→ Task item: Please reproduce the records exactly, leaving out any pictures.

Segment Start: Supplied records

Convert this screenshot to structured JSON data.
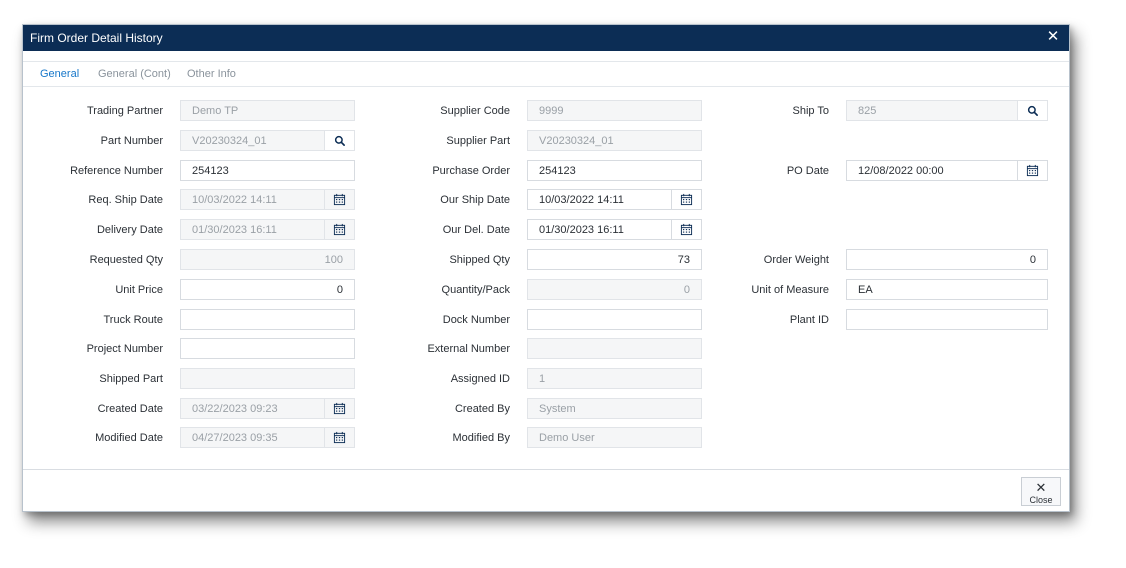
{
  "dialog": {
    "title": "Firm Order Detail History"
  },
  "tabs": [
    {
      "label": "General",
      "active": true
    },
    {
      "label": "General (Cont)",
      "active": false
    },
    {
      "label": "Other Info",
      "active": false
    }
  ],
  "fields": {
    "trading_partner": {
      "label": "Trading Partner",
      "value": "Demo TP"
    },
    "part_number": {
      "label": "Part Number",
      "value": "V20230324_01"
    },
    "reference_number": {
      "label": "Reference Number",
      "value": "254123"
    },
    "req_ship_date": {
      "label": "Req. Ship Date",
      "value": "10/03/2022 14:11"
    },
    "delivery_date": {
      "label": "Delivery Date",
      "value": "01/30/2023 16:11"
    },
    "requested_qty": {
      "label": "Requested Qty",
      "value": "100"
    },
    "unit_price": {
      "label": "Unit Price",
      "value": "0"
    },
    "truck_route": {
      "label": "Truck Route",
      "value": ""
    },
    "project_number": {
      "label": "Project Number",
      "value": ""
    },
    "shipped_part": {
      "label": "Shipped Part",
      "value": ""
    },
    "created_date": {
      "label": "Created Date",
      "value": "03/22/2023 09:23"
    },
    "modified_date": {
      "label": "Modified Date",
      "value": "04/27/2023 09:35"
    },
    "supplier_code": {
      "label": "Supplier Code",
      "value": "9999"
    },
    "supplier_part": {
      "label": "Supplier Part",
      "value": "V20230324_01"
    },
    "purchase_order": {
      "label": "Purchase Order",
      "value": "254123"
    },
    "our_ship_date": {
      "label": "Our Ship Date",
      "value": "10/03/2022 14:11"
    },
    "our_del_date": {
      "label": "Our Del. Date",
      "value": "01/30/2023 16:11"
    },
    "shipped_qty": {
      "label": "Shipped Qty",
      "value": "73"
    },
    "quantity_pack": {
      "label": "Quantity/Pack",
      "value": "0"
    },
    "dock_number": {
      "label": "Dock Number",
      "value": ""
    },
    "external_number": {
      "label": "External Number",
      "value": ""
    },
    "assigned_id": {
      "label": "Assigned ID",
      "value": "1"
    },
    "created_by": {
      "label": "Created By",
      "value": "System"
    },
    "modified_by": {
      "label": "Modified By",
      "value": "Demo User"
    },
    "ship_to": {
      "label": "Ship To",
      "value": "825"
    },
    "po_date": {
      "label": "PO Date",
      "value": "12/08/2022 00:00"
    },
    "order_weight": {
      "label": "Order Weight",
      "value": "0"
    },
    "unit_of_measure": {
      "label": "Unit of Measure",
      "value": "EA"
    },
    "plant_id": {
      "label": "Plant ID",
      "value": ""
    }
  },
  "footer": {
    "close_label": "Close"
  },
  "icons": {
    "search": "search-icon",
    "calendar": "calendar-icon",
    "close": "close-icon"
  },
  "colors": {
    "titlebar": "#0c2d55",
    "active_tab": "#1777c9",
    "readonly_bg": "#f5f6f7"
  }
}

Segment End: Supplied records

→ Result for this task:
Convert this screenshot to structured JSON data.
{
  "dialog": {
    "title": "Firm Order Detail History"
  },
  "tabs": [
    {
      "label": "General",
      "active": true
    },
    {
      "label": "General (Cont)",
      "active": false
    },
    {
      "label": "Other Info",
      "active": false
    }
  ],
  "fields": {
    "trading_partner": {
      "label": "Trading Partner",
      "value": "Demo TP"
    },
    "part_number": {
      "label": "Part Number",
      "value": "V20230324_01"
    },
    "reference_number": {
      "label": "Reference Number",
      "value": "254123"
    },
    "req_ship_date": {
      "label": "Req. Ship Date",
      "value": "10/03/2022 14:11"
    },
    "delivery_date": {
      "label": "Delivery Date",
      "value": "01/30/2023 16:11"
    },
    "requested_qty": {
      "label": "Requested Qty",
      "value": "100"
    },
    "unit_price": {
      "label": "Unit Price",
      "value": "0"
    },
    "truck_route": {
      "label": "Truck Route",
      "value": ""
    },
    "project_number": {
      "label": "Project Number",
      "value": ""
    },
    "shipped_part": {
      "label": "Shipped Part",
      "value": ""
    },
    "created_date": {
      "label": "Created Date",
      "value": "03/22/2023 09:23"
    },
    "modified_date": {
      "label": "Modified Date",
      "value": "04/27/2023 09:35"
    },
    "supplier_code": {
      "label": "Supplier Code",
      "value": "9999"
    },
    "supplier_part": {
      "label": "Supplier Part",
      "value": "V20230324_01"
    },
    "purchase_order": {
      "label": "Purchase Order",
      "value": "254123"
    },
    "our_ship_date": {
      "label": "Our Ship Date",
      "value": "10/03/2022 14:11"
    },
    "our_del_date": {
      "label": "Our Del. Date",
      "value": "01/30/2023 16:11"
    },
    "shipped_qty": {
      "label": "Shipped Qty",
      "value": "73"
    },
    "quantity_pack": {
      "label": "Quantity/Pack",
      "value": "0"
    },
    "dock_number": {
      "label": "Dock Number",
      "value": ""
    },
    "external_number": {
      "label": "External Number",
      "value": ""
    },
    "assigned_id": {
      "label": "Assigned ID",
      "value": "1"
    },
    "created_by": {
      "label": "Created By",
      "value": "System"
    },
    "modified_by": {
      "label": "Modified By",
      "value": "Demo User"
    },
    "ship_to": {
      "label": "Ship To",
      "value": "825"
    },
    "po_date": {
      "label": "PO Date",
      "value": "12/08/2022 00:00"
    },
    "order_weight": {
      "label": "Order Weight",
      "value": "0"
    },
    "unit_of_measure": {
      "label": "Unit of Measure",
      "value": "EA"
    },
    "plant_id": {
      "label": "Plant ID",
      "value": ""
    }
  },
  "footer": {
    "close_label": "Close"
  },
  "icons": {
    "search": "search-icon",
    "calendar": "calendar-icon",
    "close": "close-icon"
  },
  "colors": {
    "titlebar": "#0c2d55",
    "active_tab": "#1777c9",
    "readonly_bg": "#f5f6f7"
  }
}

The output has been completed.